The first step was the Student Wellness Survey, which was administered in September 2016 through email to students across the district. Despite complaints at the community forum that not enough students responded to the survey, results showed that a majority of students favored later start times, with about 30 percent of students getting an average of six hours of sleep per night and 36 percent of students reporting that they regularly go to bed past midnight.
Backed by results that supported their plan to institute later start times, the CWT proceeded to hold two community forums on March 2 and March 14, where they were able to gauge the opinions of parents, students and community members. From the forums and surveys, the CWT thought of three potential ideas to create later start times: a shortened lunch, brunch before school or more available free first periods.
“I think [changing the start time]is the thing we must do as soon as possible,” senior Patrick Yeung said.
Assistant superintendent Trudy Gross is a proponent of making a free first more accessible to students. Gross thinks that if all of the schools in the district can ensure that students can easily get a free first period, it would benefit both the student and the family. To Gross, pushing back start times seems to be controversial with students and parents, who do not want extracurricular activities to run later because of a later school start. By providing easy access to having a free first, there is a balance between providing that later start time and still having school end at the same time, so students can arrive at their after school appointments in a timely manner.
“I definitely hear the side for families and for students too, because many of the students do talk about [how]they want a seven period day, [that]they’re comfortable with the way that it is and [that]they have lots of things after school,” Gross said. “[The students] would be worried about how they are going to get where they’re getting.”
Gross thinks this is the best proposal, as compared to other ideas such as moving brunch to before school. Eleven percent of students in the district get two meals at school, which makes this change more complex.

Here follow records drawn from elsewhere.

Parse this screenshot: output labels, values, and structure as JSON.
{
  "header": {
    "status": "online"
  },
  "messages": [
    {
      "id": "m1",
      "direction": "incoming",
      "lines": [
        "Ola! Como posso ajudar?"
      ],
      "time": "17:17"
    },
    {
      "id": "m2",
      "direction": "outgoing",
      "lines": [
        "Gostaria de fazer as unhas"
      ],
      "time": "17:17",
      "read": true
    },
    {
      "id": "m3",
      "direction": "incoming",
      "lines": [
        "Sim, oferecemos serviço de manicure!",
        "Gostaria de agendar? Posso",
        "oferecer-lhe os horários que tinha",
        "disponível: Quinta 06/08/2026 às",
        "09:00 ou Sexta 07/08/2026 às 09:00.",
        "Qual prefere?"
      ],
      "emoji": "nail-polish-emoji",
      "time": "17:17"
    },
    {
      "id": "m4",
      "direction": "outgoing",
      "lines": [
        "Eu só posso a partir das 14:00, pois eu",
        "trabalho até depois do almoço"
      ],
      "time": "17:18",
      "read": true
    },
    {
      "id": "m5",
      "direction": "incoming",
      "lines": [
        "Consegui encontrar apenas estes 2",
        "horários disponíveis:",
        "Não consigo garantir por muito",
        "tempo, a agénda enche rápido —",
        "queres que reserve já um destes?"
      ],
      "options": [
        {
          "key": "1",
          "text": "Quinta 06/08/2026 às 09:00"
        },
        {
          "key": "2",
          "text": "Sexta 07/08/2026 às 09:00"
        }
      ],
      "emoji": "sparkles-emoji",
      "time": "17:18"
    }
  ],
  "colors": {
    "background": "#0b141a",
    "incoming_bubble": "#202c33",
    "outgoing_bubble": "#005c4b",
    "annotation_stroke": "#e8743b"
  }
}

“It’s not as simple as saying, ‘Well, they could eat breakfast before they leave for school.’ There are students that get breakfast and lunch here at school. And so, if we were to say, ‘Well, they could come and have breakfast,’ then, is that a good balance?” Gross said. “Because you’re basically saying they would still have to come to school earlier to get that food.”
Senior Patrick Yeung is the only MVHS student on the CWT. He believes that change is necessary and has to happen now. The contract between the teacher’s union and the district is rewritten every three years, and 2017 is one of those renewal years. The CWT has accelerated their schedule significantly because of this, trying to get later start times included in the contract.
“I think [changing the start time]is the thing we must do as soon as possible,” Yeung said. “In the past year, we’ve done nothing. But then all of a sudden, this year, as soon as January hit, we’ve hit the ground running.”
Yeung thinks that if later start times don’t get approved this year, they have to be approved three years from now. However, he fears that if it is still up for discussion in three years, the CWT will have moved on to other problems, such as its other two goals — creating a school-life balance in terms of stress and in terms of emotional wellness. Yeung believes that the CWT’s main goal should be to bring about a district-wide movement to benefit as many people as possible.
Yeung, Gross and the CWT are all striving to focus their efforts into one area at a time in order to capitalize on the prime moment for reform. There are many other areas of wellness that the CWT plans to address in the future, like mental health or the meaningfulness of homework. But, for now, the organization’s main focus will be on sleep deprivation.
“I feel like it’s a really simplified way of expressing the complexity of the issue. You need to define wellness somehow, and [this is]a sort of decent way of doing it, but then [the definitions]overlap, and the way that the Taskforce is going about it now is, we’re tackling just sleep deprivation,” Yeung said. “And the whole notion that simply a time shift will work — it’s been scientifically proven to work to some degree, but whether or not it will work here, I do not know.”